[Records contained in a dataset]
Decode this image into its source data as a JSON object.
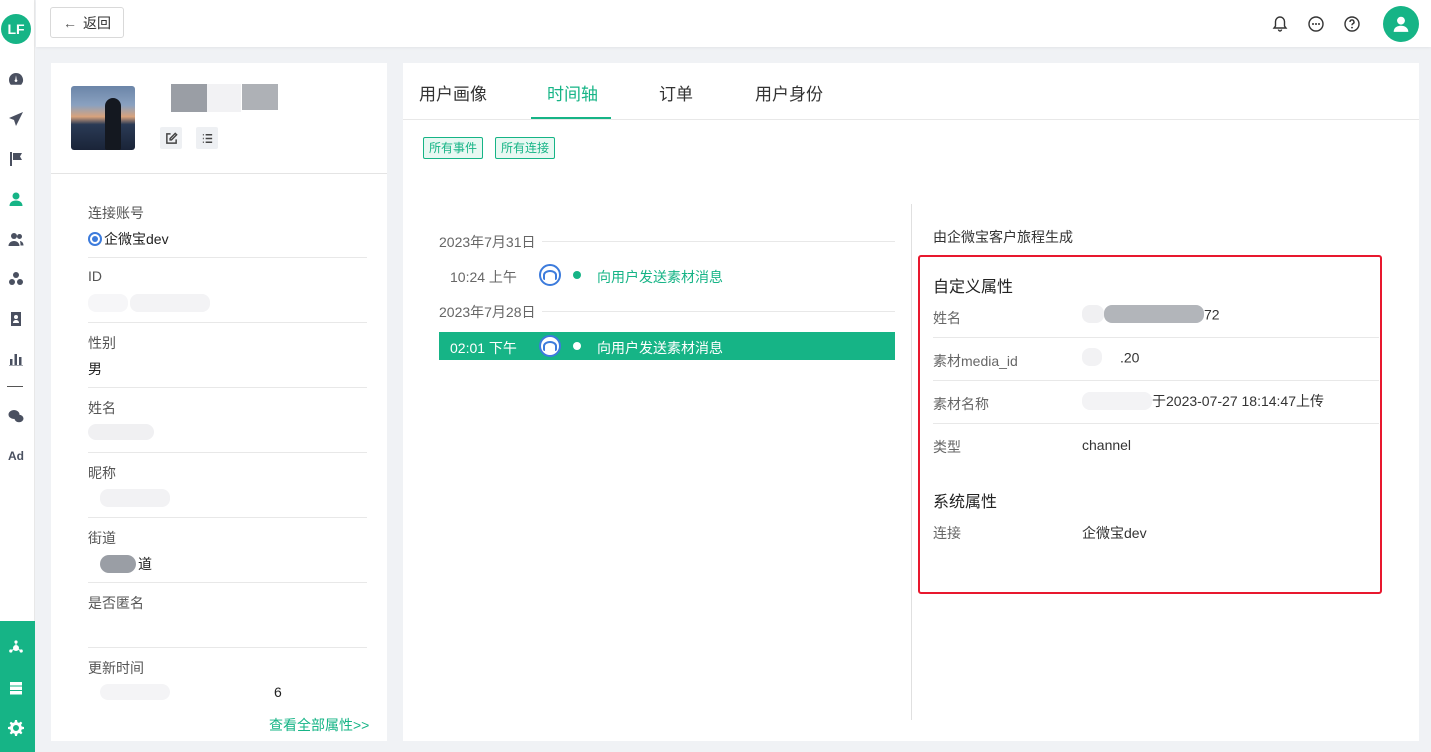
{
  "app": {
    "logo_text": "LF",
    "brand_color": "#16b486"
  },
  "rail": {
    "items": [
      {
        "icon": "dashboard-icon"
      },
      {
        "icon": "send-icon"
      },
      {
        "icon": "flag-icon"
      },
      {
        "icon": "user-icon",
        "active": true
      },
      {
        "icon": "users-icon"
      },
      {
        "icon": "segments-icon"
      },
      {
        "icon": "contact-card-icon"
      },
      {
        "icon": "bar-chart-icon"
      },
      {
        "icon": "wechat-icon"
      },
      {
        "icon": "ad-icon",
        "label": "Ad"
      }
    ],
    "bottom_items": [
      {
        "icon": "integration-icon"
      },
      {
        "icon": "server-icon"
      },
      {
        "icon": "settings-gear-icon"
      }
    ]
  },
  "topbar": {
    "back_label": "返回",
    "icons": [
      "bell-icon",
      "message-icon",
      "help-icon",
      "user-avatar-icon"
    ]
  },
  "profile": {
    "fields": [
      {
        "label": "连接账号",
        "value": "企微宝dev",
        "has_icon": true
      },
      {
        "label": "ID",
        "value": ""
      },
      {
        "label": "性别",
        "value": "男"
      },
      {
        "label": "姓名",
        "value": ""
      },
      {
        "label": "昵称",
        "value": ""
      },
      {
        "label": "街道",
        "value": "道"
      },
      {
        "label": "是否匿名",
        "value": ""
      },
      {
        "label": "更新时间",
        "value": "6"
      }
    ],
    "view_all": "查看全部属性>>"
  },
  "tabs": [
    {
      "label": "用户画像",
      "active": false
    },
    {
      "label": "时间轴",
      "active": true
    },
    {
      "label": "订单",
      "active": false
    },
    {
      "label": "用户身份",
      "active": false
    }
  ],
  "filters": [
    "所有事件",
    "所有连接"
  ],
  "timeline": {
    "groups": [
      {
        "date": "2023年7月31日",
        "events": [
          {
            "time": "10:24 上午",
            "name": "向用户发送素材消息",
            "selected": false
          }
        ]
      },
      {
        "date": "2023年7月28日",
        "events": [
          {
            "time": "02:01 下午",
            "name": "向用户发送素材消息",
            "selected": true
          }
        ]
      }
    ]
  },
  "detail": {
    "origin": "由企微宝客户旅程生成",
    "custom_title": "自定义属性",
    "custom_attrs": [
      {
        "key": "姓名",
        "value": "72"
      },
      {
        "key": "素材media_id",
        "value": ".20"
      },
      {
        "key": "素材名称",
        "value": "于2023-07-27 18:14:47上传"
      },
      {
        "key": "类型",
        "value": "channel"
      }
    ],
    "system_title": "系统属性",
    "system_attrs": [
      {
        "key": "连接",
        "value": "企微宝dev"
      }
    ],
    "highlight_color": "#e8182e"
  }
}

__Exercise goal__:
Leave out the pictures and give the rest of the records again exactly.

__Reply__:
Decode this image into its source data as a JSON object.
{
  "app": {
    "logo_text": "LF",
    "brand_color": "#16b486"
  },
  "rail": {
    "items": [
      {
        "icon": "dashboard-icon"
      },
      {
        "icon": "send-icon"
      },
      {
        "icon": "flag-icon"
      },
      {
        "icon": "user-icon",
        "active": true
      },
      {
        "icon": "users-icon"
      },
      {
        "icon": "segments-icon"
      },
      {
        "icon": "contact-card-icon"
      },
      {
        "icon": "bar-chart-icon"
      },
      {
        "icon": "wechat-icon"
      },
      {
        "icon": "ad-icon",
        "label": "Ad"
      }
    ],
    "bottom_items": [
      {
        "icon": "integration-icon"
      },
      {
        "icon": "server-icon"
      },
      {
        "icon": "settings-gear-icon"
      }
    ]
  },
  "topbar": {
    "back_label": "返回",
    "icons": [
      "bell-icon",
      "message-icon",
      "help-icon",
      "user-avatar-icon"
    ]
  },
  "profile": {
    "fields": [
      {
        "label": "连接账号",
        "value": "企微宝dev",
        "has_icon": true
      },
      {
        "label": "ID",
        "value": ""
      },
      {
        "label": "性别",
        "value": "男"
      },
      {
        "label": "姓名",
        "value": ""
      },
      {
        "label": "昵称",
        "value": ""
      },
      {
        "label": "街道",
        "value": "道"
      },
      {
        "label": "是否匿名",
        "value": ""
      },
      {
        "label": "更新时间",
        "value": "6"
      }
    ],
    "view_all": "查看全部属性>>"
  },
  "tabs": [
    {
      "label": "用户画像",
      "active": false
    },
    {
      "label": "时间轴",
      "active": true
    },
    {
      "label": "订单",
      "active": false
    },
    {
      "label": "用户身份",
      "active": false
    }
  ],
  "filters": [
    "所有事件",
    "所有连接"
  ],
  "timeline": {
    "groups": [
      {
        "date": "2023年7月31日",
        "events": [
          {
            "time": "10:24 上午",
            "name": "向用户发送素材消息",
            "selected": false
          }
        ]
      },
      {
        "date": "2023年7月28日",
        "events": [
          {
            "time": "02:01 下午",
            "name": "向用户发送素材消息",
            "selected": true
          }
        ]
      }
    ]
  },
  "detail": {
    "origin": "由企微宝客户旅程生成",
    "custom_title": "自定义属性",
    "custom_attrs": [
      {
        "key": "姓名",
        "value": "72"
      },
      {
        "key": "素材media_id",
        "value": ".20"
      },
      {
        "key": "素材名称",
        "value": "于2023-07-27 18:14:47上传"
      },
      {
        "key": "类型",
        "value": "channel"
      }
    ],
    "system_title": "系统属性",
    "system_attrs": [
      {
        "key": "连接",
        "value": "企微宝dev"
      }
    ],
    "highlight_color": "#e8182e"
  }
}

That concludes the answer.